SUPPLIED MATERIAL =>
______
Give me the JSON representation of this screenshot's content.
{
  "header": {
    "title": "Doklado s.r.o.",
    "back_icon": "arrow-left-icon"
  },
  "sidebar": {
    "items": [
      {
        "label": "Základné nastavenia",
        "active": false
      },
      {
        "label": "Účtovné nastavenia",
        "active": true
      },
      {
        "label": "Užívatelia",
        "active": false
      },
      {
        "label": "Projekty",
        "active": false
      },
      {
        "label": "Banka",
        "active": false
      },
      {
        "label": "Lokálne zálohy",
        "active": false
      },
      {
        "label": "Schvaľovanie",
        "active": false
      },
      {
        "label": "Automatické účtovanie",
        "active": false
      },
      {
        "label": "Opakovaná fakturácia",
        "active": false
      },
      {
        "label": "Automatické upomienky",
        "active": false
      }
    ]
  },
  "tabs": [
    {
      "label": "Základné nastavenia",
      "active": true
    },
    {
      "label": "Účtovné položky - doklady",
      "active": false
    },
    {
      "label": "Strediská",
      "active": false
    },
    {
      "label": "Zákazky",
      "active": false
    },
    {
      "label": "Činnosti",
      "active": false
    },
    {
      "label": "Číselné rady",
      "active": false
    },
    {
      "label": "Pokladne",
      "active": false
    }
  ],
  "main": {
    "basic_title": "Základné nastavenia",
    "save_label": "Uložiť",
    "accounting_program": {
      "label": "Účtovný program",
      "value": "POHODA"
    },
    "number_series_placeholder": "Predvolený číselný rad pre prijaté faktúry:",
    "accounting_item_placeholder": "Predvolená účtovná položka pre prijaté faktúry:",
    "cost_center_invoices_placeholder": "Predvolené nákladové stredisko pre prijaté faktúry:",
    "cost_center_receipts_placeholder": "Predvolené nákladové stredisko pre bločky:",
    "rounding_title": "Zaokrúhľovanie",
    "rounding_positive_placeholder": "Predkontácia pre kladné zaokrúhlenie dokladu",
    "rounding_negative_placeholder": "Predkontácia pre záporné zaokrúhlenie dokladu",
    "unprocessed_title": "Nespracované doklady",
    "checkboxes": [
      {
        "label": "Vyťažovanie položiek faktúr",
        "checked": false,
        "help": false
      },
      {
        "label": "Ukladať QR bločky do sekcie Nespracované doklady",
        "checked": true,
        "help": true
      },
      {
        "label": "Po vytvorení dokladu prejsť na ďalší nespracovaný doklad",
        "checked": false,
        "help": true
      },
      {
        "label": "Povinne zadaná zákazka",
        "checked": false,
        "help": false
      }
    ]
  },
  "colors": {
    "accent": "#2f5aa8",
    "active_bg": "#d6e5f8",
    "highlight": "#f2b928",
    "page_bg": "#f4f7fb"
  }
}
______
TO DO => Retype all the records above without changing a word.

SOLUTION =>
Give me the JSON representation of this screenshot's content.
{
  "header": {
    "title": "Doklado s.r.o.",
    "back_icon": "arrow-left-icon"
  },
  "sidebar": {
    "items": [
      {
        "label": "Základné nastavenia",
        "active": false
      },
      {
        "label": "Účtovné nastavenia",
        "active": true
      },
      {
        "label": "Užívatelia",
        "active": false
      },
      {
        "label": "Projekty",
        "active": false
      },
      {
        "label": "Banka",
        "active": false
      },
      {
        "label": "Lokálne zálohy",
        "active": false
      },
      {
        "label": "Schvaľovanie",
        "active": false
      },
      {
        "label": "Automatické účtovanie",
        "active": false
      },
      {
        "label": "Opakovaná fakturácia",
        "active": false
      },
      {
        "label": "Automatické upomienky",
        "active": false
      }
    ]
  },
  "tabs": [
    {
      "label": "Základné nastavenia",
      "active": true
    },
    {
      "label": "Účtovné položky - doklady",
      "active": false
    },
    {
      "label": "Strediská",
      "active": false
    },
    {
      "label": "Zákazky",
      "active": false
    },
    {
      "label": "Činnosti",
      "active": false
    },
    {
      "label": "Číselné rady",
      "active": false
    },
    {
      "label": "Pokladne",
      "active": false
    }
  ],
  "main": {
    "basic_title": "Základné nastavenia",
    "save_label": "Uložiť",
    "accounting_program": {
      "label": "Účtovný program",
      "value": "POHODA"
    },
    "number_series_placeholder": "Predvolený číselný rad pre prijaté faktúry:",
    "accounting_item_placeholder": "Predvolená účtovná položka pre prijaté faktúry:",
    "cost_center_invoices_placeholder": "Predvolené nákladové stredisko pre prijaté faktúry:",
    "cost_center_receipts_placeholder": "Predvolené nákladové stredisko pre bločky:",
    "rounding_title": "Zaokrúhľovanie",
    "rounding_positive_placeholder": "Predkontácia pre kladné zaokrúhlenie dokladu",
    "rounding_negative_placeholder": "Predkontácia pre záporné zaokrúhlenie dokladu",
    "unprocessed_title": "Nespracované doklady",
    "checkboxes": [
      {
        "label": "Vyťažovanie položiek faktúr",
        "checked": false,
        "help": false
      },
      {
        "label": "Ukladať QR bločky do sekcie Nespracované doklady",
        "checked": true,
        "help": true
      },
      {
        "label": "Po vytvorení dokladu prejsť na ďalší nespracovaný doklad",
        "checked": false,
        "help": true
      },
      {
        "label": "Povinne zadaná zákazka",
        "checked": false,
        "help": false
      }
    ]
  },
  "colors": {
    "accent": "#2f5aa8",
    "active_bg": "#d6e5f8",
    "highlight": "#f2b928",
    "page_bg": "#f4f7fb"
  }
}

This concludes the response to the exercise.